OTA updates for Embedded Linux, part 1 – Fundamentals and implementation
The need for updates
Once an Embedded Linux product leaves the lab and enters the real-world, the question of how to update the device will become important to consider.
Updates are not always necessary, but it’s hard to think of any software that does not have bugs that are discovered at some point. Even if your software is perfect, if the device communicates on networks or the internet with any open-source libraries, security updates may become a necessity.
Take the example of CVE-2104-01650 (Heartbleed). This vulnerability affected the OpenSSL cryptography library and by extension two-thirds of websites on the net. Even now, three years later, there are many Embedded Linux devices running an undefended version of OpenSSL, wide-open for attack.
Block vs file updates
When talking about updating Linux, you might see “block” and “file” update systems being mentioned. This refers to updating an entire partition at a time by writing straight to the block device or updating individual files to perform the update. You may be familiar with file update systems from Desktop or Server Linux (“sudo apt-get upgrade” for example).
In Embedded Linux block based upgrades are the way to go due to their atomicity and the fact that an entire filesystem is normally the output of an Embedded Linux build system. We expect the storage space on each embedded device to be constant for a particular product, so we create the same size partition each time. This type of update goes hand in hand with having some sort of fall-back or recovery image.
Recovery in event of failure
We never want the device to be left in an unusable state (if, for example, a power outage happens). We can solve this by ensuring that it is always possible to “fall back” to another partition should anything in the update process go wrong.
Figure 1. Recovery in event of a failure - fall back options (Source: ByteSnap)
Above you can see two possible implementations of a fallback mode in case of a power outage. On the left hand side, the Bootloader boots a rescue partition, which then boots into a main partition. On the right hand side, the Bootloader boots one of two partitions based on a switch.
The bootloader should implement some method of determining if a boot has been successful, and if it hasn’t it should return to the rescue partition (left-hand diagram), or the previous working partition (right-hand diagram).
The rescue method (left-hand) allows more space to be provided to the Main Partition, whereas the dual-rootfs method (right-hand) requires the space to be split up more or less evenly between the two partitions. If space is not an issue, then it is recommended to use the dual-rootfs method, only because it will result in less down-time. Updating via the rescue method requires two reboots, one into the rescue partition and then another back into the main. The dual-rootfs method only requires one reboot as update can be performed at any time.

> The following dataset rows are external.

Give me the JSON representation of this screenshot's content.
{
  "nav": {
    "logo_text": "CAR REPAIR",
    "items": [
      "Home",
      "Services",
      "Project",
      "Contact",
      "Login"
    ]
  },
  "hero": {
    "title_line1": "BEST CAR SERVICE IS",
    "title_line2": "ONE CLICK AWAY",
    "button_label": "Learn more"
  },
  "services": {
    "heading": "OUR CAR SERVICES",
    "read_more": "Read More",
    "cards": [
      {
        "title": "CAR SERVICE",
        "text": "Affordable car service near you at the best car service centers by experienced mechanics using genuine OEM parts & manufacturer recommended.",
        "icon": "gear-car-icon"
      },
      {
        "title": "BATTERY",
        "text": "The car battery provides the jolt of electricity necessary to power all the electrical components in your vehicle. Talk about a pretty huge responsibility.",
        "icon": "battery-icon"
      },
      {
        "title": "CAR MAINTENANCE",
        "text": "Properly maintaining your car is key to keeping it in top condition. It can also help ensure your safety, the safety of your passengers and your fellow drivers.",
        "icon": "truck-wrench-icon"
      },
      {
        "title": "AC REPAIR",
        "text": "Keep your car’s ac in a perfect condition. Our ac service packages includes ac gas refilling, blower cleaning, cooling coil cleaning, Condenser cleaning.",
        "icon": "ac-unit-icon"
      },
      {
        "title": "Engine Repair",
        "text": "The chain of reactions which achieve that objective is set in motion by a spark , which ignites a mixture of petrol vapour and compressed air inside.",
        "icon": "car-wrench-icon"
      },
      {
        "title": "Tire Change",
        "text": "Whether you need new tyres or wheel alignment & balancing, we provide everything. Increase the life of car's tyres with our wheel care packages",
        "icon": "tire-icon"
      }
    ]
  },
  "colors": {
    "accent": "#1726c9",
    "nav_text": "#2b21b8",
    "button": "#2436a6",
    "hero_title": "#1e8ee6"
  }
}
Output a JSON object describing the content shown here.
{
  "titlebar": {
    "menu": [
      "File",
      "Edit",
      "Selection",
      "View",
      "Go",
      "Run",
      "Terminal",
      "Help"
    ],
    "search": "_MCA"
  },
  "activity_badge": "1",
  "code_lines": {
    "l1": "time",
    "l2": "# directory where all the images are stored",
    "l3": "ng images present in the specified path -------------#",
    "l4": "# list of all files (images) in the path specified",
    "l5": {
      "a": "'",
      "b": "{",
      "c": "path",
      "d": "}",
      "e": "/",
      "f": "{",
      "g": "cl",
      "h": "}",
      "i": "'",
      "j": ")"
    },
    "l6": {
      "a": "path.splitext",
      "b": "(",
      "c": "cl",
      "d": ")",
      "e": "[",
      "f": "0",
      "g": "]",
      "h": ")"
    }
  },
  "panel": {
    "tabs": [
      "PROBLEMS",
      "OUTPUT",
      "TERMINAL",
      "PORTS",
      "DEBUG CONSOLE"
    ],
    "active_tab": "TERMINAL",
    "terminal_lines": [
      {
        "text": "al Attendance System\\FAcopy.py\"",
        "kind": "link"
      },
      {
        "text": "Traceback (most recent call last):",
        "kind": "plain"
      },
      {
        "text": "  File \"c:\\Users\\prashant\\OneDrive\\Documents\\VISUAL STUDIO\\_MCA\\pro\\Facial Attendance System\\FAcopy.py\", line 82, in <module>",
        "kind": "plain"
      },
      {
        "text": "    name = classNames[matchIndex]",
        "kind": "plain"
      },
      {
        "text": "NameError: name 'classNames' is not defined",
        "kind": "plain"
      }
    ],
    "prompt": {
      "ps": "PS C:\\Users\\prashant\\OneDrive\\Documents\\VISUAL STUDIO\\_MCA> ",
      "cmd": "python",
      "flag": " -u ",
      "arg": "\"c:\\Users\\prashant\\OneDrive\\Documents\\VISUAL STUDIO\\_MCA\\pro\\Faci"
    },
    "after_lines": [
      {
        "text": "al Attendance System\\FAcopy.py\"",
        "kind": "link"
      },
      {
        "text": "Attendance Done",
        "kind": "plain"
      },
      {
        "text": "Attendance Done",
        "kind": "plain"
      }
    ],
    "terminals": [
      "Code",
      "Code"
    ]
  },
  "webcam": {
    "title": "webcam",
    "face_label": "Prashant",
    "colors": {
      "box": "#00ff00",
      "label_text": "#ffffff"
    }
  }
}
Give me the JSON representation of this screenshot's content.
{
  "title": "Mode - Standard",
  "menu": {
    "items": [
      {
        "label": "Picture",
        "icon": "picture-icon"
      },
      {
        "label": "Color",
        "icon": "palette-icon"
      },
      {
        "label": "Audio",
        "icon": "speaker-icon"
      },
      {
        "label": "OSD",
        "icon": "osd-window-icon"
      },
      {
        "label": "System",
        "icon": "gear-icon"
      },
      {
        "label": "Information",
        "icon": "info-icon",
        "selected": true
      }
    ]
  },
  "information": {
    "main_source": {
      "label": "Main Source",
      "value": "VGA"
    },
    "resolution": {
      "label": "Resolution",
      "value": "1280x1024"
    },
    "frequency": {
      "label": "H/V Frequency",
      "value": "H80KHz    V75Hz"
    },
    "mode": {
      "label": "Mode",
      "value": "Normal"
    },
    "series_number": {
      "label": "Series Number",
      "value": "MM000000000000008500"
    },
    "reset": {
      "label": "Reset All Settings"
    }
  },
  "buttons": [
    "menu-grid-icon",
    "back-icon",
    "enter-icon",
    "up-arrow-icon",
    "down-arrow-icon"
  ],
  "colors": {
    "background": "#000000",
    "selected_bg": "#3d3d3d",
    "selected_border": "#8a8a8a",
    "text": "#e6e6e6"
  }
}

What you can’t update securely in these systems is the bootloader (or indeed the rescue partition). If you want to be able to update the bootloader too, you would require two separate bootloaders partitions, and some sort of Board-Management-Controller to implement the logic of switching between the two.
Figure 2. Recovery in event of a failure – Board Management Controller (Source: ByteSnap)
This is of course a complicated solution, requiring an extra microcontroller, a new set of firmware, and a more complicated hardware design (it is used in some devices, those which contains a separate Intelligent Platform Management Interface (IPMI) controller, for example). Therefore, you should aim to build a bootloader that is functional, small in scope, and therefore doesn’t need to be updated.
U-Boot environment variables
U-boot implements a non-volatile “environment” in which variables can be stored. These can even be accessed from Linux (in various ways, depending on how the environment is stored, as detailed on elinux.org.
This is the most obvious way for implementing the “switch” described above. It can also be used to store information about previous boot successes or failures, so that in the event of a failure to boot the switch can be reversed and a working partition restored.
Figure 3. U-boot environment variables (Source: ByteSnap)